Lord Jesus, as I seek to live out, and to share, the beauty of your way of life, preserve me from the urge to become “stricter” than you. You blended all your wisdom with grace; help me do the same. Amen.
Note: If you are an adult reading this with younger children, I encourage you to read this in its entirety quietly and consider if it is appropriate.
As the great philosophers of the late 1900s, Salt-N-Pepa, once said, “Let’s talk about sex.” It’s great to belong to a church that is willing to talk about sexual intimacy in a helpful and healthy way. That hasn’t always been my experience with churches and ministries.
When I was in college in the mid to late nineties, I belonged to a campus ministry. It was during this time that a movement against dating was rising within the evangelical church. The book I Kissed Dating Goodbye by Joshua Harris was released and teachings that encouraged “courtship” rather than dating became the gold standard for “romantic” relationships if you were a “real Christian.” We were taught that we were to “guard our hearts” against secular and sexual desires. This meant that you did not express your feelings physically until you shared your first kiss at your wedding. Those who were so daring as to not follow these strict rules were looked down upon in shame.
Premarital physical expression of anything outside of holding hands was essentially a moral failure. This was deeply driven into us. Years later, even after being married, I had friends whose sexual life was terribly scarred by the shame previously associated with having sex. They spent years believing sex was evil, an act against God. It was difficult for them to flip the switch on sex once they were married from “send you to hell” to “beautiful and meaningful.”

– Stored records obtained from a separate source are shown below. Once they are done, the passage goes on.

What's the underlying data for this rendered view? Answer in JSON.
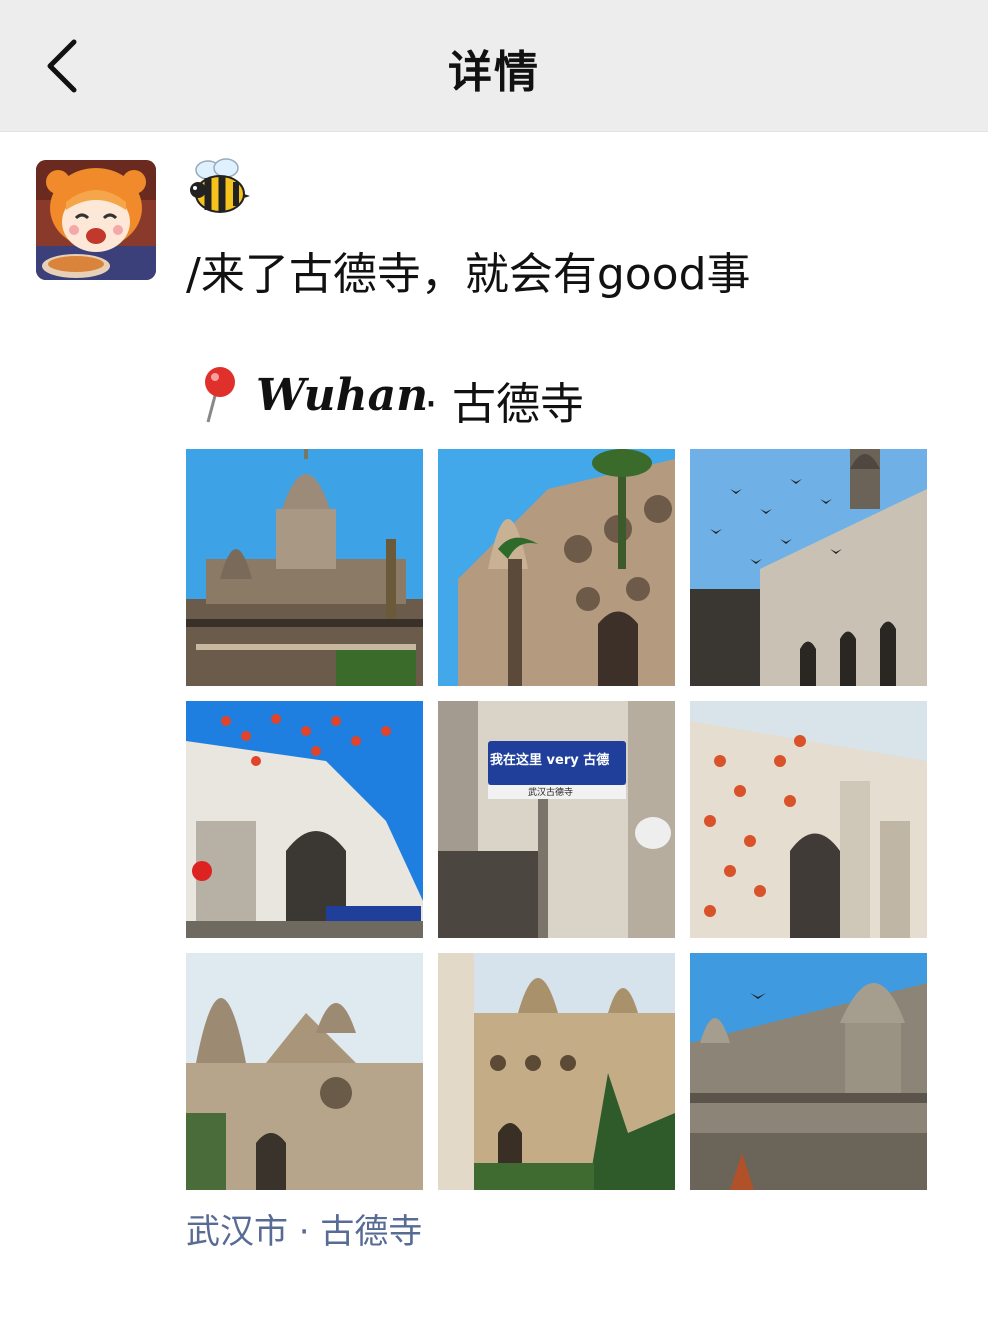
{
  "nav": {
    "title": "详情",
    "back_icon": "chevron-left-icon"
  },
  "post": {
    "avatar_icon": "anime-girl-avatar",
    "user_name_icon": "bee-emoji",
    "text": "/来了古德寺，就会有good事",
    "location_line": {
      "pin_icon": "round-pushpin-emoji",
      "city_stylized": "Wuhan",
      "separator_place": "· 古德寺"
    },
    "photos": [
      {
        "desc": "temple-dome-blue-sky",
        "sky": "#3ea3e6"
      },
      {
        "desc": "temple-facade-round-windows",
        "sky": "#43a8ea"
      },
      {
        "desc": "temple-birds-sky",
        "sky": "#6fb1e6"
      },
      {
        "desc": "arches-persimmon-tree",
        "sky": "#1e7fe0"
      },
      {
        "desc": "street-sign",
        "sign_text": "我在这里 very 古德",
        "sign_sub": "武汉古德寺"
      },
      {
        "desc": "persimmon-arches-white",
        "sky": "#d8e4ea"
      },
      {
        "desc": "temple-spires-facade",
        "sky": "#dfe9f0"
      },
      {
        "desc": "temple-courtyard-trees",
        "sky": "#d7e3ec"
      },
      {
        "desc": "temple-pigeons-dome",
        "sky": "#3f9ae0"
      }
    ],
    "location_link": "武汉市 · 古德寺"
  },
  "colors": {
    "nav_bg": "#ededed",
    "link": "#576b95"
  }
}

I’m glad that the Christian church has taken a step back from those strict teachings. Even the author of I Kissed Dating Goodbye has since apologized for the harm caused by the book. Unfortunately, I think he learned this lesson when he kissed his 21-year marriage goodbye. As it turns out, his methods were not fail-proof (Surprise! Surprise!).
Please hear me in that I’m not speaking loosely about sex outside of marriage, but I am speaking confidently that the Christian church should not vilify sex or sensuality. To have sexual desires does not make you evil; it makes you human. God designed our bodies with hormones that would cause us to want to be intimate with another. He guides us in the ways to do so that will not harm ourselves and others. Sex can be harmful and hurtful if we’re cheating on our spouse, taking advantage of others, or if it’s used nonchalantly. But that’s not what sex is intended for. We’re meant to experience sex with a sense of joy and authentic connection. The church should be the first to acknowledge and celebrate that. We should be equipping parents to have age-appropriate conversations with their children so that sex isn’t simply associated with words like “dirty,” “naughty,” or “raunchy.” We should be teaching about physical intimacy of any kind with specific language around consent, caring for yourself and the other person, and understanding God’s plans, guidance, and boundaries on how sexual intimacy should be treated with care as it is ultimately a joyful expression of love. I’m grateful that our church is willing to do just that.
* William Barclay, The Letters to Timothy, Titus and Philemon (Revised Edition). Louisville: Westminster John Knox Press, 1975, p. 93.